I haven’t written a repair oriented post in quite a while. I figured I’d better document this one while it was still fresh in my mind.
The problem was a Stern CPU board out of a Spiderman that was draining the battery quickly. This era of board is Stern’s SAM system that was used from Pirates of the Caribbean until Wrestlemania, which was the debut of the Spike system.
A quickly draining battery usually involves the board’s clock or RAM. These are what the battery supplies power to when the game is powered off. The area we’re interested in is this section of the CPU board schematics:
We’re interested in the path from B1 at the upper left to the clock at U43 and the RAM at U11. If you follow the output from the battery you can see it goes through a a couple of resistors and a blocking diode on its way to the clock and RAM. You can check that voltage is getting from the battery to U43 and U11 with a volt meter. With the power off, put the black lead somewhere on ground (a strap, metal portion of the backbox, or ground area of the CPU board) and put the red lead on Test Point 11. You should get around 3v. You can then move the red lead to the legs of R211, D24, and R212. You’ll see a voltage drop across D24 of about 0.6v, this is normal.

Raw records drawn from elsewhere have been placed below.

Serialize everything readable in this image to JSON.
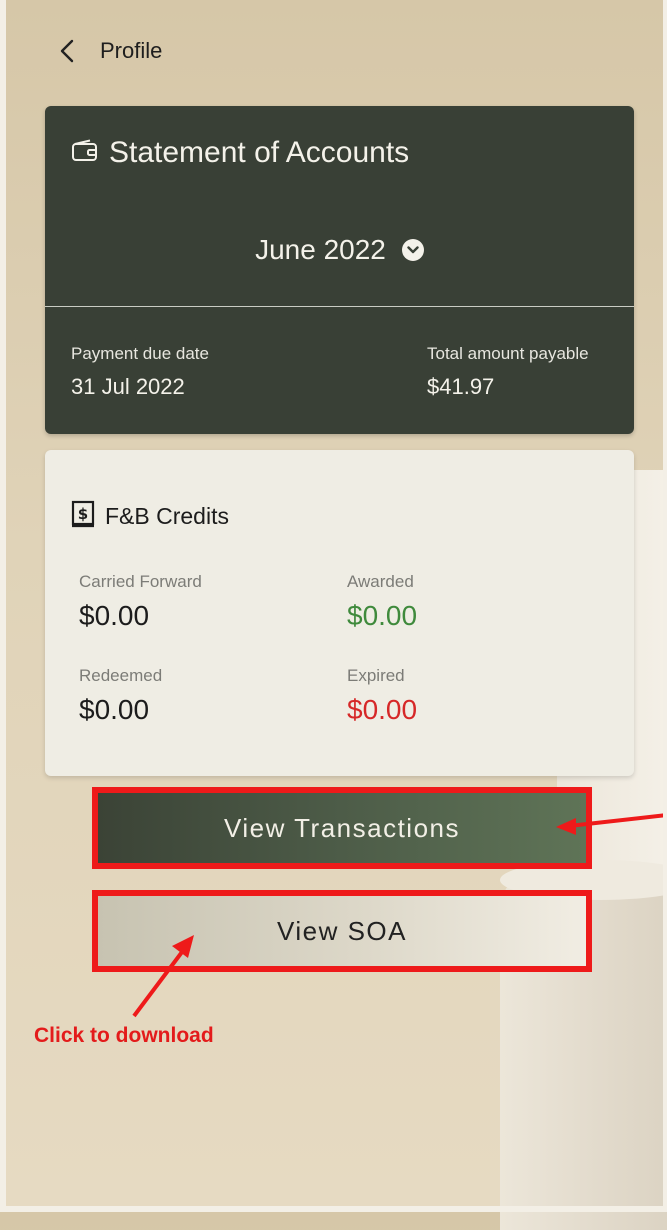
{
  "header": {
    "back_icon": "chevron-left-icon",
    "title": "Profile"
  },
  "statement": {
    "title": "Statement of Accounts",
    "icon": "wallet-icon",
    "selected_month": "June 2022",
    "payment_due_label": "Payment due date",
    "payment_due_value": "31 Jul 2022",
    "total_label": "Total amount payable",
    "total_value": "$41.97"
  },
  "credits": {
    "title": "F&B Credits",
    "icon": "dollar-receipt-icon",
    "items": [
      {
        "label": "Carried Forward",
        "value": "$0.00",
        "color": "#1c1c1c"
      },
      {
        "label": "Awarded",
        "value": "$0.00",
        "color": "#3f8a3c"
      },
      {
        "label": "Redeemed",
        "value": "$0.00",
        "color": "#1c1c1c"
      },
      {
        "label": "Expired",
        "value": "$0.00",
        "color": "#d62828"
      }
    ]
  },
  "buttons": {
    "transactions": "View Transactions",
    "soa": "View SOA"
  },
  "annotation": {
    "text": "Click to download",
    "color": "#e31b1b"
  }
}
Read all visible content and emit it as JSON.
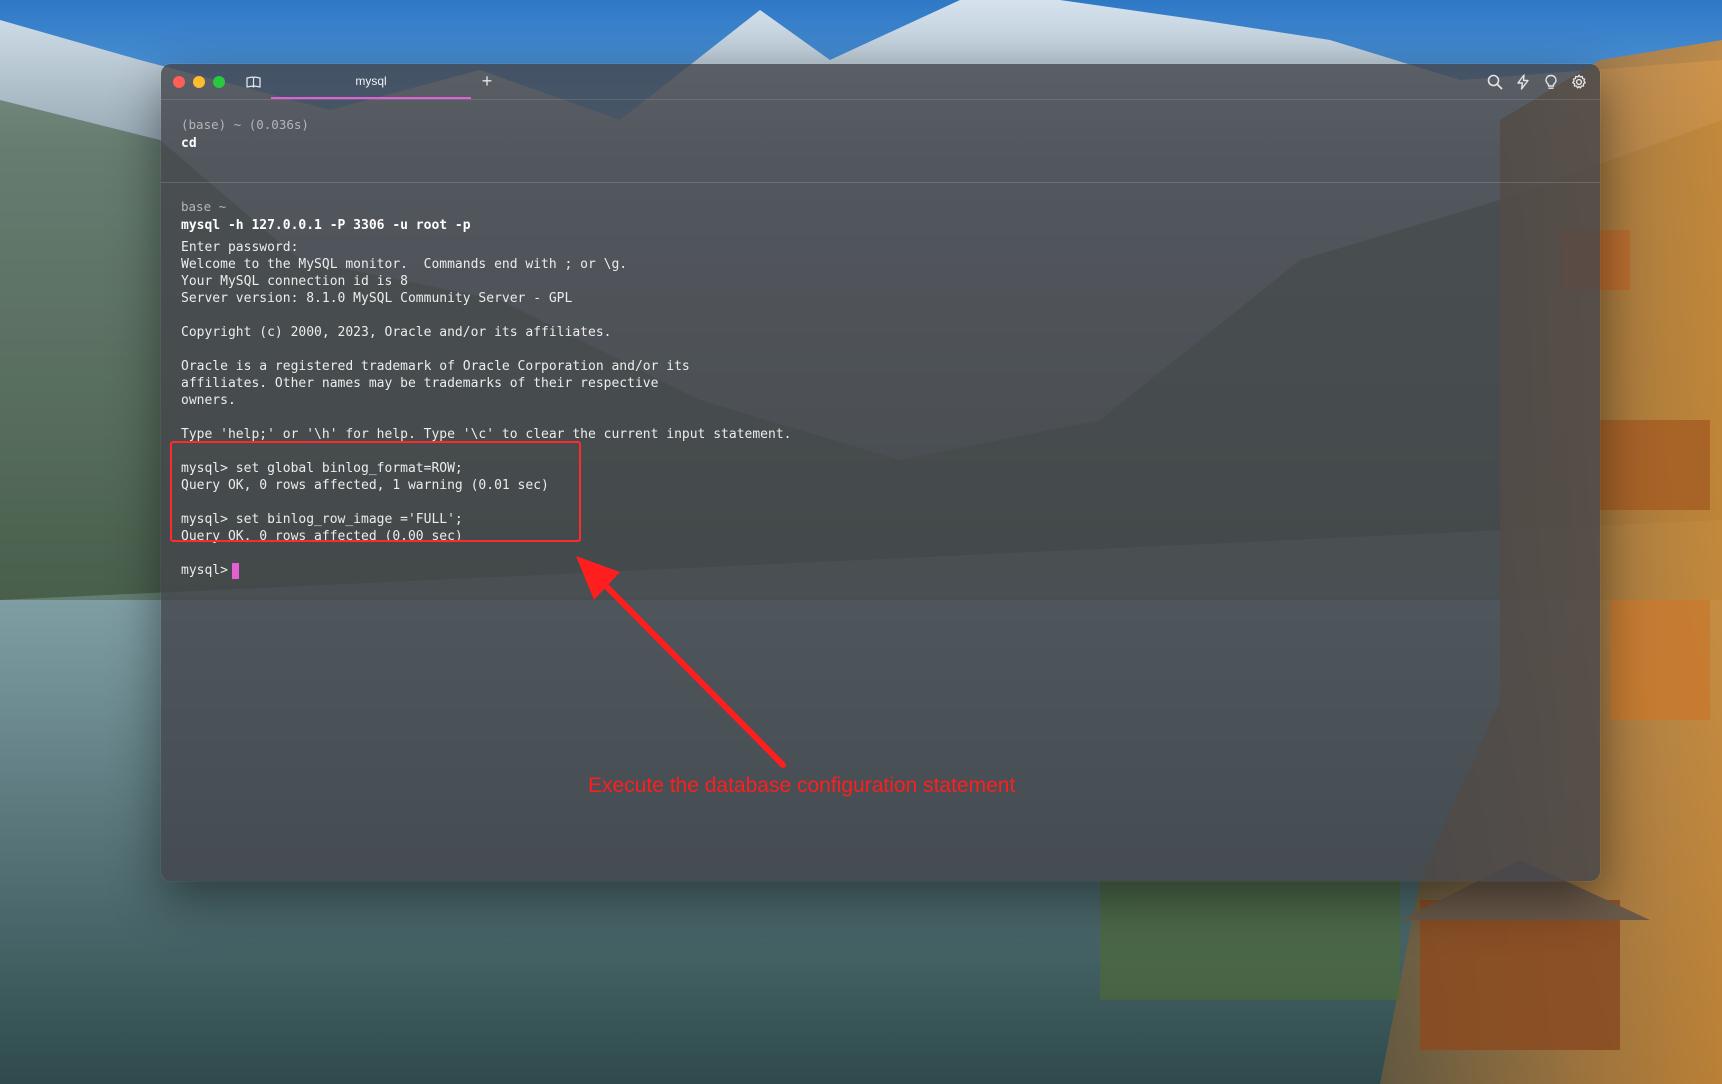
{
  "window": {
    "tab_title": "mysql",
    "new_tab_label": "+"
  },
  "icons": {
    "sidebar": "book-icon",
    "search": "search-icon",
    "lightning": "lightning-icon",
    "bulb": "lightbulb-icon",
    "settings": "gear-icon"
  },
  "blocks": [
    {
      "context": "(base) ~ (0.036s)",
      "command": "cd"
    },
    {
      "context": "base ~",
      "command": "mysql -h 127.0.0.1 -P 3306 -u root -p",
      "output": [
        "Enter password:",
        "Welcome to the MySQL monitor.  Commands end with ; or \\g.",
        "Your MySQL connection id is 8",
        "Server version: 8.1.0 MySQL Community Server - GPL",
        "",
        "Copyright (c) 2000, 2023, Oracle and/or its affiliates.",
        "",
        "Oracle is a registered trademark of Oracle Corporation and/or its",
        "affiliates. Other names may be trademarks of their respective",
        "owners.",
        "",
        "Type 'help;' or '\\h' for help. Type '\\c' to clear the current input statement.",
        "",
        "mysql> set global binlog_format=ROW;",
        "Query OK, 0 rows affected, 1 warning (0.01 sec)",
        "",
        "mysql> set binlog_row_image ='FULL';",
        "Query OK, 0 rows affected (0.00 sec)",
        ""
      ],
      "prompt": "mysql>"
    }
  ],
  "annotation": {
    "text": "Execute the database configuration statement",
    "color": "#ff1e1e"
  },
  "colors": {
    "cursor": "#e35fd4",
    "tab_underline": "#e35fd4",
    "highlight": "#ff2b2b"
  }
}
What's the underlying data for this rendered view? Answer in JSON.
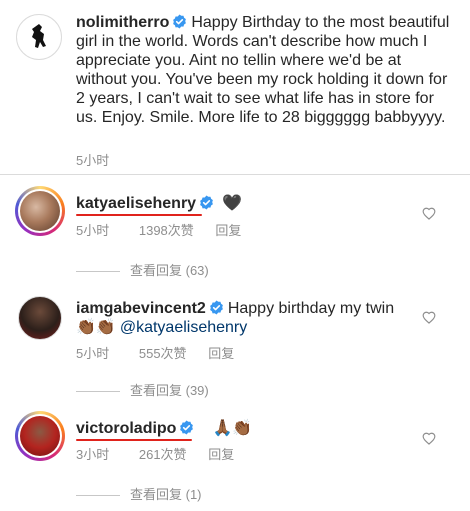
{
  "post": {
    "username": "nolimitherro",
    "caption": "Happy Birthday to the most beautiful girl in the world. Words can't describe how much I appreciate you. Aint no tellin where we'd be at without you. You've been my rock holding it down for 2 years, I can't wait to see what life has in store for us. Enjoy. Smile. More life to 28 bigggggg babbyyyy.",
    "time": "5小时"
  },
  "comments": [
    {
      "username": "katyaelisehenry",
      "text": "🖤",
      "time": "5小时",
      "likes": "1398次赞",
      "reply_label": "回复",
      "view_replies": "查看回复 (63)"
    },
    {
      "username": "iamgabevincent2",
      "text": "Happy birthday my twin",
      "emoji": "👏🏾👏🏾",
      "mention": "@katyaelisehenry",
      "time": "5小时",
      "likes": "555次赞",
      "reply_label": "回复",
      "view_replies": "查看回复 (39)"
    },
    {
      "username": "victoroladipo",
      "text": "🙏🏾👏🏾",
      "time": "3小时",
      "likes": "261次赞",
      "reply_label": "回复",
      "view_replies": "查看回复 (1)"
    }
  ],
  "colors": {
    "verified": "#3897f0",
    "annotation": "#e0231c",
    "muted": "#8e8e8e"
  }
}
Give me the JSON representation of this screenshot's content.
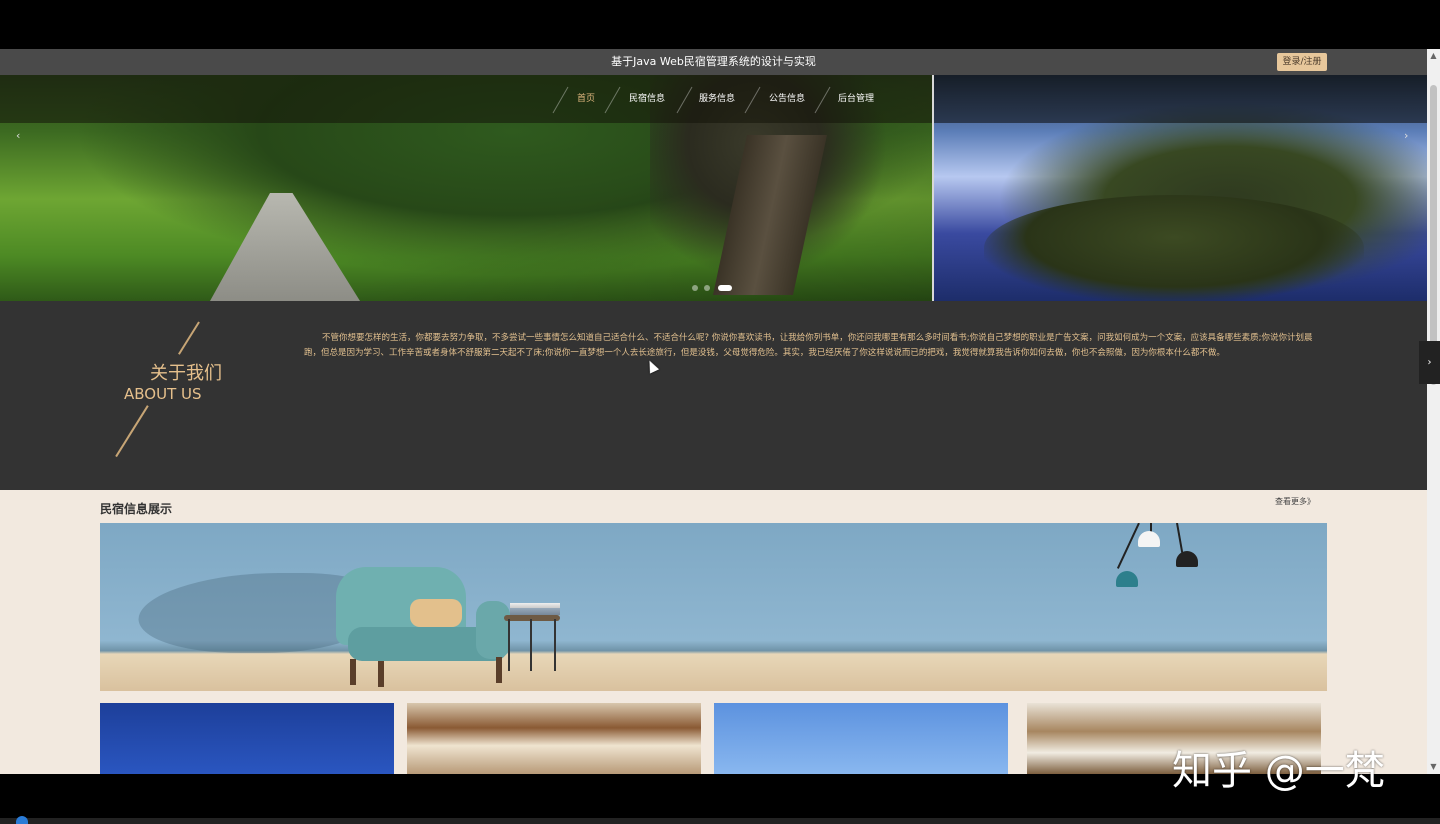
{
  "header": {
    "title": "基于Java Web民宿管理系统的设计与实现",
    "login_label": "登录/注册"
  },
  "nav": {
    "items": [
      {
        "label": "首页",
        "active": true
      },
      {
        "label": "民宿信息",
        "active": false
      },
      {
        "label": "服务信息",
        "active": false
      },
      {
        "label": "公告信息",
        "active": false
      },
      {
        "label": "后台管理",
        "active": false
      }
    ]
  },
  "carousel": {
    "prev_icon": "chevron-left-icon",
    "next_icon": "chevron-right-icon",
    "prev_glyph": "‹",
    "next_glyph": "›",
    "slide_count": 3,
    "active_index": 2
  },
  "about": {
    "title_cn": "关于我们",
    "title_en": "ABOUT US",
    "text": "不管你想要怎样的生活，你都要去努力争取，不多尝试一些事情怎么知道自己适合什么、不适合什么呢? 你说你喜欢读书，让我给你列书单，你还问我哪里有那么多时间看书;你说自己梦想的职业是广告文案，问我如何成为一个文案，应该具备哪些素质;你说你计划晨跑，但总是因为学习、工作辛苦或者身体不舒服第二天起不了床;你说你一直梦想一个人去长途旅行，但是没钱，父母觉得危险。其实，我已经厌倦了你这样说说而已的把戏，我觉得就算我告诉你如何去做，你也不会照做，因为你根本什么都不做。"
  },
  "side_tab": {
    "glyph": "›",
    "icon": "chevron-right-icon"
  },
  "section": {
    "title": "民宿信息展示",
    "more_label": "查看更多》"
  },
  "watermark": "知乎 @一梵",
  "colors": {
    "accent": "#e0b77f",
    "about_bg": "#333333",
    "page_bg": "#f2e9df",
    "topbar_bg": "#4a4a4a",
    "login_bg": "#e7c79b"
  }
}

Continue with the red lead and check Pin 8 of U43 and Pin 32 of the RAM. You should see about 2.4v. Also check both sides of D25. You should see voltage on one side and no voltage on the other. If this all checks good, then your problem isn’t with a component leading up to U43 or U11.
One thing you may not be aware of is Stern games have a clock. Stern games don’t seem to utilize the clock like Williams’ games from the WPC era, so most people don’t bother to set the clock or pay attention to it. But it is there running all the time. When the game is powered off it is running off the battery. You can access and set the clock in the menu under Utilities -> Time.
In this case, when I went to the Time menu to set the clock it would go through the settings and when I made the final change to update the time it would output gibberish as the current time. This lead me to believe something was wrong with the clock chip itself.
I decided my first point of attack would be the clock IC at U43. It is a a surface mount DS1302. It is an SOIC-8 150 mil package. Make sure you get the 150 mil package, not 208 as 208 will be too wide. The part number I found for a replacement is DS1302Z+. I ordered the part from mouser.com.
Don’t get intimidated by surface mount components. If you have a good temperature controlled soldering iron you can work on them at this size. I used Chipquik to remove the clock IC. Chipquik lets you remove components with low heat and minimal risk to the board. A vacuum solder extractor helps remove any left over solder after the chip comes loose.
After replacing the clock chip, all is good. The clock set correctly, keeps time when powered on or off, and the battery no longer drains.